» **PROBLEM STATEMENT**: All the lines below should appear again unchanged, though their pictures should not.

» **SUPPLIED ENTRIES**:
+--

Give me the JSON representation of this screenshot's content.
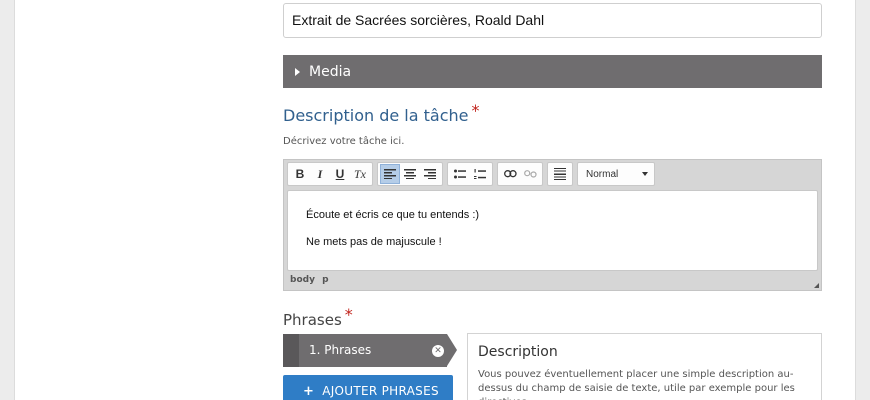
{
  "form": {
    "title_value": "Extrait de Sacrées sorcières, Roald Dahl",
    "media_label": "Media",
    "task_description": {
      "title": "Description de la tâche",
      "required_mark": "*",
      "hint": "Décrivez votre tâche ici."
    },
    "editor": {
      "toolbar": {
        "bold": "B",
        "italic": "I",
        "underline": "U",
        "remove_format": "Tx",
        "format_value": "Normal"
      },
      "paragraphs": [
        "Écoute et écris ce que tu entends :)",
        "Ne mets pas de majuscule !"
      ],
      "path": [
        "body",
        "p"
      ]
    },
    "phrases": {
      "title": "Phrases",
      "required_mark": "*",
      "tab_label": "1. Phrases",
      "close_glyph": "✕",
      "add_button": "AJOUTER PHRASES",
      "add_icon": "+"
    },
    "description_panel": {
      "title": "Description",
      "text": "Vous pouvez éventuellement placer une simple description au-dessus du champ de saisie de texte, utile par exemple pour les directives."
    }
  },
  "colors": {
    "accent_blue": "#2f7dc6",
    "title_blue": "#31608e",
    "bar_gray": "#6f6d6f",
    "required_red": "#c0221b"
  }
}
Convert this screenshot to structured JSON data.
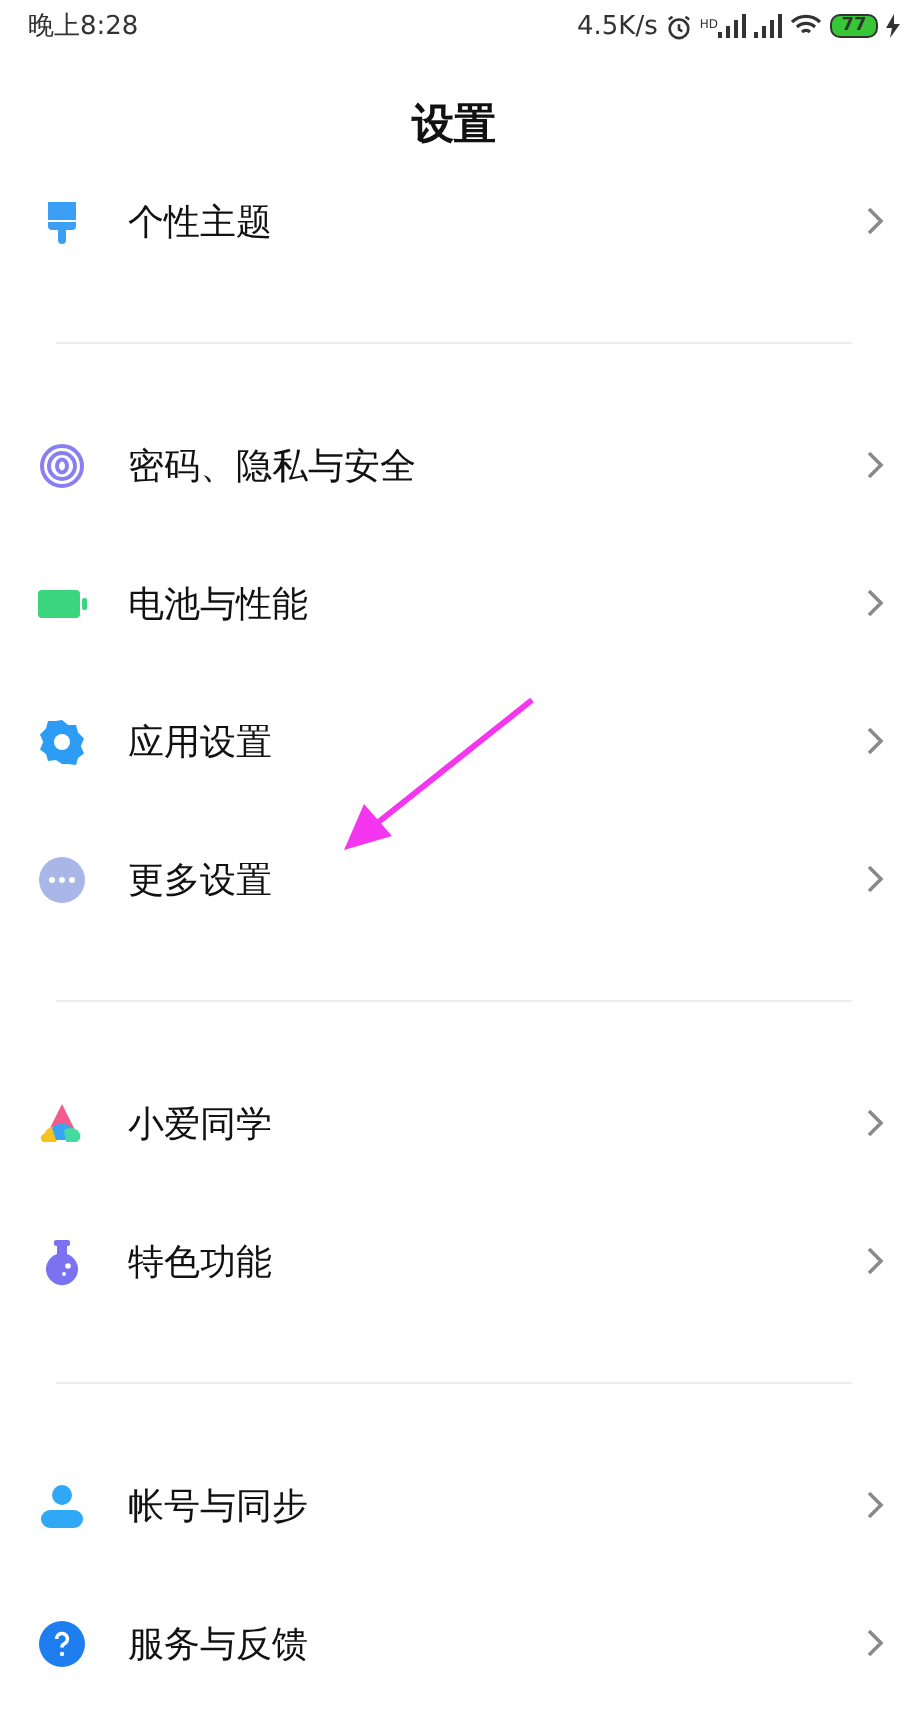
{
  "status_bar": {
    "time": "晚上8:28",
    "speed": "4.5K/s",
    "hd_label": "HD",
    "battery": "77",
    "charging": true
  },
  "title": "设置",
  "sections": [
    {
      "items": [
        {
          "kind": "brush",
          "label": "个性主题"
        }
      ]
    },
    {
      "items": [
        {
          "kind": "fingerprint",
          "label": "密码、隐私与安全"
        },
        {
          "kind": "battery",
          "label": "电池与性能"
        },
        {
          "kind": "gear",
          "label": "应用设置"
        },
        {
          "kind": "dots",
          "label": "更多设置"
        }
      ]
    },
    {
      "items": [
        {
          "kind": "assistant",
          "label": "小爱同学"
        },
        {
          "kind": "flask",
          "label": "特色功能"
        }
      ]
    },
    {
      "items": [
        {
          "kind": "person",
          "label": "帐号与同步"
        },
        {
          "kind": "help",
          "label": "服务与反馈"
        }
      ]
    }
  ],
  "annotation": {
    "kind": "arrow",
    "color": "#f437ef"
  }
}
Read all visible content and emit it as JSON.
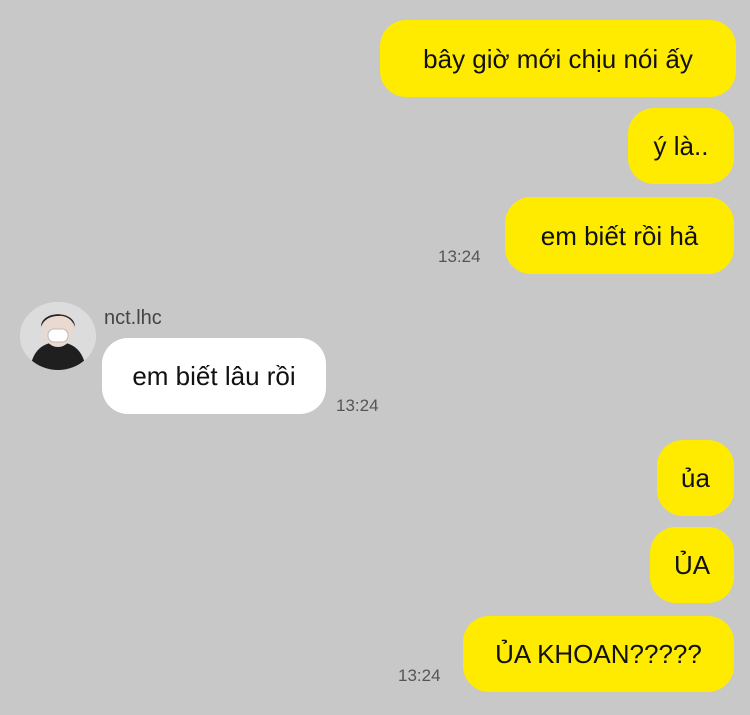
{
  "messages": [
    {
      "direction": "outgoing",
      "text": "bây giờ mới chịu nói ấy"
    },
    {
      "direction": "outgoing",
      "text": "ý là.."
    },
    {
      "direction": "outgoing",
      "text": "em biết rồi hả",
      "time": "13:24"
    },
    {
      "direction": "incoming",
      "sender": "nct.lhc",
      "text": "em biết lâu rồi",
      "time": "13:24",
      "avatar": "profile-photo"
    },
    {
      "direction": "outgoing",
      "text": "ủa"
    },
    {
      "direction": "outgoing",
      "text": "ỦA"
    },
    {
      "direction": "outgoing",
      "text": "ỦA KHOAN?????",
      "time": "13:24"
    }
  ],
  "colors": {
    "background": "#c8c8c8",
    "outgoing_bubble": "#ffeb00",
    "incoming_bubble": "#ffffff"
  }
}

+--

» **COMPLETED TASK**:
Give me the JSON representation of this screenshot's content.
{
  "form": {
    "title_value": "Extrait de Sacrées sorcières, Roald Dahl",
    "media_label": "Media",
    "task_description": {
      "title": "Description de la tâche",
      "required_mark": "*",
      "hint": "Décrivez votre tâche ici."
    },
    "editor": {
      "toolbar": {
        "bold": "B",
        "italic": "I",
        "underline": "U",
        "remove_format": "Tx",
        "format_value": "Normal"
      },
      "paragraphs": [
        "Écoute et écris ce que tu entends :)",
        "Ne mets pas de majuscule !"
      ],
      "path": [
        "body",
        "p"
      ]
    },
    "phrases": {
      "title": "Phrases",
      "required_mark": "*",
      "tab_label": "1. Phrases",
      "close_glyph": "✕",
      "add_button": "AJOUTER PHRASES",
      "add_icon": "+"
    },
    "description_panel": {
      "title": "Description",
      "text": "Vous pouvez éventuellement placer une simple description au-dessus du champ de saisie de texte, utile par exemple pour les directives."
    }
  },
  "colors": {
    "accent_blue": "#2f7dc6",
    "title_blue": "#31608e",
    "bar_gray": "#6f6d6f",
    "required_red": "#c0221b"
  }
}
Convert this screenshot to structured JSON data.
{
  "status_bar": {
    "time": "晚上8:28",
    "speed": "4.5K/s",
    "hd_label": "HD",
    "battery": "77",
    "charging": true
  },
  "title": "设置",
  "sections": [
    {
      "items": [
        {
          "kind": "brush",
          "label": "个性主题"
        }
      ]
    },
    {
      "items": [
        {
          "kind": "fingerprint",
          "label": "密码、隐私与安全"
        },
        {
          "kind": "battery",
          "label": "电池与性能"
        },
        {
          "kind": "gear",
          "label": "应用设置"
        },
        {
          "kind": "dots",
          "label": "更多设置"
        }
      ]
    },
    {
      "items": [
        {
          "kind": "assistant",
          "label": "小爱同学"
        },
        {
          "kind": "flask",
          "label": "特色功能"
        }
      ]
    },
    {
      "items": [
        {
          "kind": "person",
          "label": "帐号与同步"
        },
        {
          "kind": "help",
          "label": "服务与反馈"
        }
      ]
    }
  ],
  "annotation": {
    "kind": "arrow",
    "color": "#f437ef"
  }
}
Read all visible content and emit it as JSON.
{
  "messages": [
    {
      "direction": "outgoing",
      "text": "bây giờ mới chịu nói ấy"
    },
    {
      "direction": "outgoing",
      "text": "ý là.."
    },
    {
      "direction": "outgoing",
      "text": "em biết rồi hả",
      "time": "13:24"
    },
    {
      "direction": "incoming",
      "sender": "nct.lhc",
      "text": "em biết lâu rồi",
      "time": "13:24",
      "avatar": "profile-photo"
    },
    {
      "direction": "outgoing",
      "text": "ủa"
    },
    {
      "direction": "outgoing",
      "text": "ỦA"
    },
    {
      "direction": "outgoing",
      "text": "ỦA KHOAN?????",
      "time": "13:24"
    }
  ],
  "colors": {
    "background": "#c8c8c8",
    "outgoing_bubble": "#ffeb00",
    "incoming_bubble": "#ffffff"
  }
}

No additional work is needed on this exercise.